KH: The main thing I'm doing to prevent myself from shopping is leaning heavily into my Catholic guilt, which I still have in abundance despite not having been Catholic in 15 years. I just know I'll feel so disappointed in myself if I quit or cheat or fail. And I will just love to brag if I pull this off, so I try to motivate that way.
I also try not to put things in my various online shopping carts just to leave them there, but I have done it with a few things. I definitely haven't eliminated the urge, though. I've sent a few "hints" to my girlfriend in the form of links to clothing items I'd really, really like...if she happens to find herself wanting to buy me something.
What is the closest you have come to breaking this resolution?
KH: I am having a really, really hard time not buying in every colour. My girlfriend bought me the black and white striped one and I swear it's the best T-shirt I've ever owned. I just think my life would be complete if I could have it in black and white and blue and the red stripe!
Do you consider asking for gifts "cheating," and, if so, have you "cheated"?
KH: I would call asking for clothes a morally ambiguous loophole. I pretty much begged my girlfriend for that T-shirt, and I give her those "hints." Like, she chose the occasion—she gave it to me as a present on the day my book came out—but she only knew of it because I'd emailed her a link to it with a very leading subject line.
How much money have you saved so far?
KH: I'm not sure, but it's probably at least $200 – $300. I think I've ended up buying a little more needless skincare than I would have, like this that I haven't even tried yet, and I've bought far too many and books. But I don't really punish myself for buying books. I am able to rationalize that as a professional responsibility. Still, I do think I've overall spent less than I would if I allowed myself clothes.
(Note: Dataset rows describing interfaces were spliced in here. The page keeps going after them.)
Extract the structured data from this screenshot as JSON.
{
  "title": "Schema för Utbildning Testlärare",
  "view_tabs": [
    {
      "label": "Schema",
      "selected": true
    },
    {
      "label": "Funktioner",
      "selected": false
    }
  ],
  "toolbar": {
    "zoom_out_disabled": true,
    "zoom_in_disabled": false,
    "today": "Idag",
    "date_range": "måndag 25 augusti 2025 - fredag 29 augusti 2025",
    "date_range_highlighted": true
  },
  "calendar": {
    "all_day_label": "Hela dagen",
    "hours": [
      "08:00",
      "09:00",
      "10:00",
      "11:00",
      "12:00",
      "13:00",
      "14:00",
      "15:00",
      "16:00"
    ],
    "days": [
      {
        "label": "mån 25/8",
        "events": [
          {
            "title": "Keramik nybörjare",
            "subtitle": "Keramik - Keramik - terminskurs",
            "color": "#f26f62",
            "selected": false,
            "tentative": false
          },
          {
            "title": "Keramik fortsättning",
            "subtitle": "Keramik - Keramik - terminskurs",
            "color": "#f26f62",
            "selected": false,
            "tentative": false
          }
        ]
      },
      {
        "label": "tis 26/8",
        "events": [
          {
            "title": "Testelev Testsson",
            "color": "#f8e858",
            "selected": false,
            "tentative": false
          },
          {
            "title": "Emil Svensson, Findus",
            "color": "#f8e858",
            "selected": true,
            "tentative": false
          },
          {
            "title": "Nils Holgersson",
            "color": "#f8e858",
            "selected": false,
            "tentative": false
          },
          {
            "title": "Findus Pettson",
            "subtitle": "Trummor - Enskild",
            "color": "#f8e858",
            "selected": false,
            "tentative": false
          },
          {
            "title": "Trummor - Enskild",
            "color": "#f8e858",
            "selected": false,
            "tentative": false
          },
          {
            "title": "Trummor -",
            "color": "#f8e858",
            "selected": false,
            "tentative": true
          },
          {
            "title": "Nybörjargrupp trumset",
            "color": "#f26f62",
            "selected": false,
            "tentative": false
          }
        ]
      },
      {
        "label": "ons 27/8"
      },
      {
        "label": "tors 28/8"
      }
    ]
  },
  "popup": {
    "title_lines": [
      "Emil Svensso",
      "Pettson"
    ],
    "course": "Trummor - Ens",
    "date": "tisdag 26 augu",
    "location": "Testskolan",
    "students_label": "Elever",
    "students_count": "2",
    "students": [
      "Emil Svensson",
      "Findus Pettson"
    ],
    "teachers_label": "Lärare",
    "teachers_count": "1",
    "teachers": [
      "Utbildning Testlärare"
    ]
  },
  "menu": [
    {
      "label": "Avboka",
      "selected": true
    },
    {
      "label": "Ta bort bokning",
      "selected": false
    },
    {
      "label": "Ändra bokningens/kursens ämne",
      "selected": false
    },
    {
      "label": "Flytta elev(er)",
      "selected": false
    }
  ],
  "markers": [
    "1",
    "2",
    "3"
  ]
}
What about events? Are there any that you're worried about not having the right clothes for?
KH: I don't have any weddings this year, which would be the harder thing, but for nearly everything else—like my book launch party and readings—I definitely own enough suitable clothing for those occasions. That was one part of Patchett's essay that really stuck with me. You don't need something new every time there's an "occasion." Nobody remembers if you wore something at another event. And if they do, they really don't care.
Even though it's ostensibly about not buying stuff, your newsletter was always about...buying stuff. What's it like sending out a weekly newsletter with things to buy when you're not buying things yourself? Does it feel like sadism? Or masochism?
KH: Yeah, it's a little torturous. I've actually only been doing it every other week because it was getting too hard to do that fruitless online "shopping" every week. While the mission of the newsletter was always to shop less and not buy the things I wrote about, I ended up buying at least 10 to 20 percent of them, I'd say. But now I really can't buy the things I'm telling myself not to buy.
What is the first thing you will buy on January 1, 2019?
KH: Probably something I find online in mid- to-late December this year, honestly, because everything else will be long gone (and hopefully forgotten) by then. Knowing me it'll probably be a sweatshirt.